“Greening” public facilities might create more than 7,800 jobs
May 13, 2013
• Prop 39 spending would account for nearly half of those
• Could create additional jobs if some of the funds are used to leverage additional financing for energy projects
Some 3,410 direct “person-year” jobs (one full-time job for one year) will be created by $550 million spent annually in California on energy efficiency projects in the state’s public schools and facilities through the voter-approved Proposition 39, according to a new report from UC Berkeley’s Donald Vial Center on Employment.
Two-thirds of these direct jobs are estimated to be in the skilled construction trades, of which 95 will be entry-level, first-year apprentice jobs each year.

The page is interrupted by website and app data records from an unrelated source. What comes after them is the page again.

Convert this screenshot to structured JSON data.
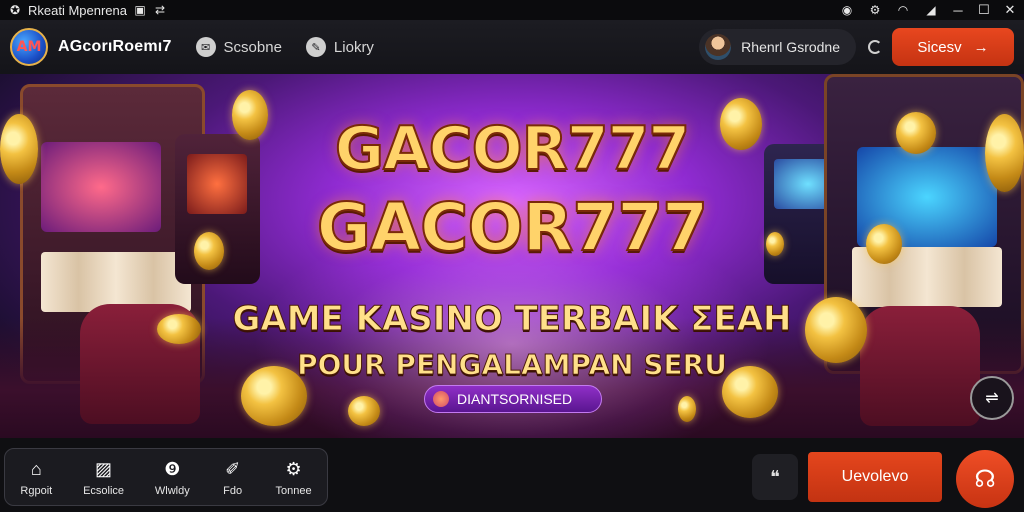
{
  "statusbar": {
    "title": "Rkeati Mpenrena",
    "left_icons": [
      "app-icon",
      "window-icon",
      "share-icon"
    ],
    "right_icons": [
      "record-icon",
      "settings-icon",
      "wifi-icon",
      "signal-icon"
    ]
  },
  "window_controls": [
    "minimize",
    "maximize",
    "close"
  ],
  "topnav": {
    "logo_text": "AM",
    "brand": "AGcorıRoemı7",
    "links": [
      {
        "label": "Scsobne",
        "icon": "chat-icon"
      },
      {
        "label": "Liokry",
        "icon": "pin-icon"
      }
    ],
    "user_name": "Rhenrl Gsrodne",
    "cta_label": "Sicesv"
  },
  "hero": {
    "headline_1": "GACOR777",
    "headline_2": "GACOR777",
    "tagline_1": "GAME KASINO TERBAIK ΣEAH",
    "tagline_2": "POUR PENGALAMPAN SERU",
    "promo_label": "DIANTSORNISED"
  },
  "bottombar": {
    "dock": [
      {
        "label": "Rgpoit",
        "icon": "home-icon"
      },
      {
        "label": "Ecsolice",
        "icon": "image-icon"
      },
      {
        "label": "Wlwldy",
        "icon": "info-icon"
      },
      {
        "label": "Fdo",
        "icon": "edit-icon"
      },
      {
        "label": "Tonnee",
        "icon": "gear-icon"
      }
    ],
    "cta_label": "Uevolevo"
  },
  "colors": {
    "accent": "#e5461d",
    "headline_gold": "#ffd36a",
    "hero_purple": "#8f2bd1"
  }
}
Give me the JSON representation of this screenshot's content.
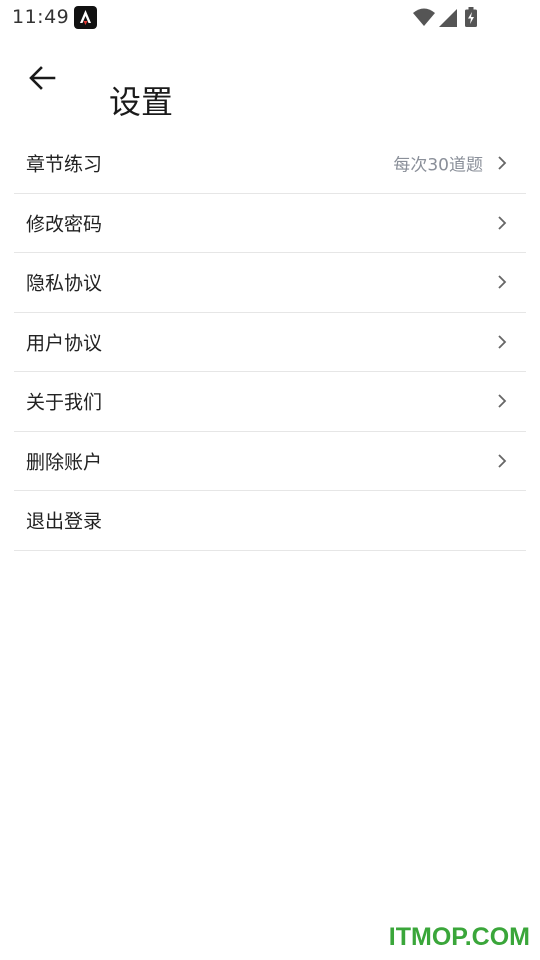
{
  "status_bar": {
    "time": "11:49",
    "app_icon": "a-launcher-icon",
    "icons": [
      "wifi-icon",
      "cellular-signal-icon",
      "battery-charging-icon"
    ]
  },
  "header": {
    "back_icon": "arrow-left-icon",
    "title": "设置"
  },
  "settings": {
    "items": [
      {
        "label": "章节练习",
        "value": "每次30道题",
        "chevron": true
      },
      {
        "label": "修改密码",
        "value": "",
        "chevron": true
      },
      {
        "label": "隐私协议",
        "value": "",
        "chevron": true
      },
      {
        "label": "用户协议",
        "value": "",
        "chevron": true
      },
      {
        "label": "关于我们",
        "value": "",
        "chevron": true
      },
      {
        "label": "删除账户",
        "value": "",
        "chevron": true
      },
      {
        "label": "退出登录",
        "value": "",
        "chevron": false
      }
    ]
  },
  "watermark": "ITMOP.COM",
  "colors": {
    "text": "#222222",
    "secondary_text": "#8a8f99",
    "divider": "#e6e6e6",
    "watermark": "#3aa63a"
  }
}
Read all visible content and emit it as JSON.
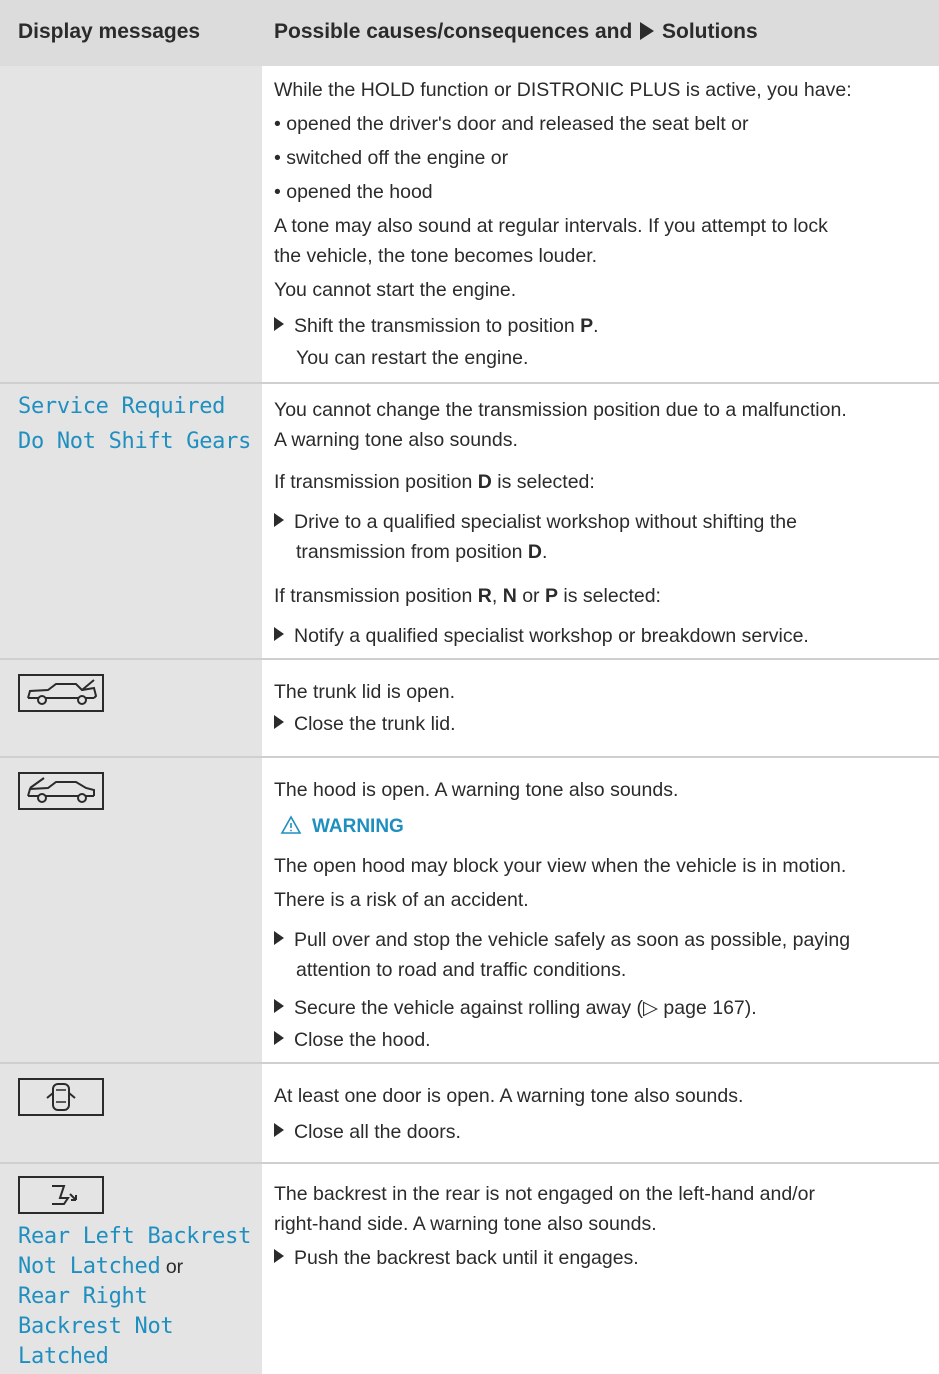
{
  "header": {
    "col1": "Display messages",
    "col2a": "Possible causes/consequences and",
    "col2b": "Solutions"
  },
  "row1": {
    "intro": "While the HOLD function or DISTRONIC PLUS is active, you have:",
    "b1": "• opened the driver's door and released the seat belt or",
    "b2": "• switched off the engine or",
    "b3": "• opened the hood",
    "tone1": "A tone may also sound at regular intervals. If you attempt to lock",
    "tone2": "the vehicle, the tone becomes louder.",
    "cannot": "You cannot start the engine.",
    "step1a": "Shift the transmission to position ",
    "step1b": "P",
    "step1c": ".",
    "step2": "You can restart the engine."
  },
  "row2": {
    "msg1": "Service Required",
    "msg2": "Do Not Shift Gears",
    "l1": "You cannot change the transmission position due to a malfunction.",
    "l2": "A warning tone also sounds.",
    "l3a": "If transmission position ",
    "l3b": "D",
    "l3c": " is selected:",
    "s1": "Drive to a qualified specialist workshop without shifting the",
    "s1b": "transmission from position ",
    "s1c": "D",
    "s1d": ".",
    "l4a": "If transmission position ",
    "l4b": "R",
    "l4c": ", ",
    "l4d": "N",
    "l4e": " or ",
    "l4f": "P",
    "l4g": " is selected:",
    "s2": "Notify a qualified specialist workshop or breakdown service."
  },
  "row3": {
    "icon": "trunk-open-icon",
    "l1": "The trunk lid is open.",
    "s1": "Close the trunk lid."
  },
  "row4": {
    "icon": "hood-open-icon",
    "l1": "The hood is open. A warning tone also sounds.",
    "warn": "WARNING",
    "w1": "The open hood may block your view when the vehicle is in motion.",
    "w2": "There is a risk of an accident.",
    "s1": "Pull over and stop the vehicle safely as soon as possible, paying",
    "s1b": "attention to road and traffic conditions.",
    "s2": "Secure the vehicle against rolling away (▷ page 167).",
    "s3": "Close the hood."
  },
  "row5": {
    "icon": "door-open-icon",
    "l1": "At least one door is open. A warning tone also sounds.",
    "s1": "Close all the doors."
  },
  "row6": {
    "icon": "backrest-icon",
    "m1": "Rear Left Backrest",
    "m2": "Not Latched",
    "or": " or",
    "m3": "Rear Right",
    "m4": "Backrest Not",
    "m5": "Latched",
    "l1": "The backrest in the rear is not engaged on the left-hand and/or",
    "l2": "right-hand side. A warning tone also sounds.",
    "s1": "Push the backrest back until it engages."
  }
}
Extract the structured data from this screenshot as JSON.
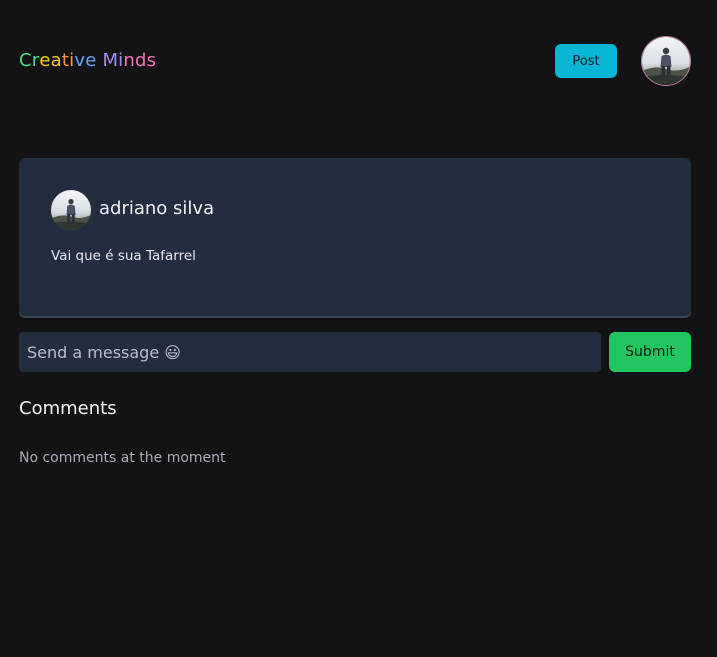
{
  "header": {
    "logo_text": "Creative Minds",
    "logo_colors": [
      "#4ade80",
      "#facc15",
      "#fb923c",
      "#60a5fa",
      "#a78bfa",
      "#f472b6"
    ],
    "post_button_label": "Post",
    "avatar_icon": "user-avatar"
  },
  "post": {
    "author_name": "adriano silva",
    "content": "Vai que é sua Tafarrel",
    "avatar_icon": "user-avatar"
  },
  "comment_form": {
    "input_placeholder": "Send a message 😃",
    "input_value": "",
    "submit_label": "Submit"
  },
  "comments": {
    "heading": "Comments",
    "empty_text": "No comments at the moment"
  },
  "colors": {
    "background": "#131316",
    "card": "#222d40",
    "post_button": "#06b6d4",
    "submit_button": "#22c55e"
  }
}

The study estimates that Proposition 39 investments will create 7,843 total person-year jobs, when you include indirect and induced jobs.
The report says that:
• Proposition 39 could create additional jobs if some of the funds are used to leverage additional financing for energy projects.
• It estimates 4,340 direct person-year jobs for $50 million per year invested in a revolving loan fund and 5,270 direct person-year jobs for $100 million per year invested in a revolving loan fund, assuming that remaining funds go to direct grants for projects.
• California can leverage its extensive existing training infrastructure to train workers critical to carrying out Proposition 39 projects successfully.
• Construction workers who carry out energy efficiency retrofits and clean energy installations will be trained via the state-certified apprenticeship system.
• Funding will be needed for pre-apprenticeship training programs to prepare disadvantaged workers for entry-level apprentice positions.
• Up to 30,000 school maintenance and operations workers across the state who impact the energy performance of school buildings may also need training.
“While Prop. 39 can generate jobs across California, we caution against over-promising on the number of jobs, particularly the number of new entry-level jobs. The more Prop. 39 funds are matched with private investment, the more jobs Prop. 39 will produce,” the report says.
Prop 39, approved by California voters last November 61 percent to 39 percent, requires out-of-state businesses to calculate their California income taxes based on the percentage of their sales in California.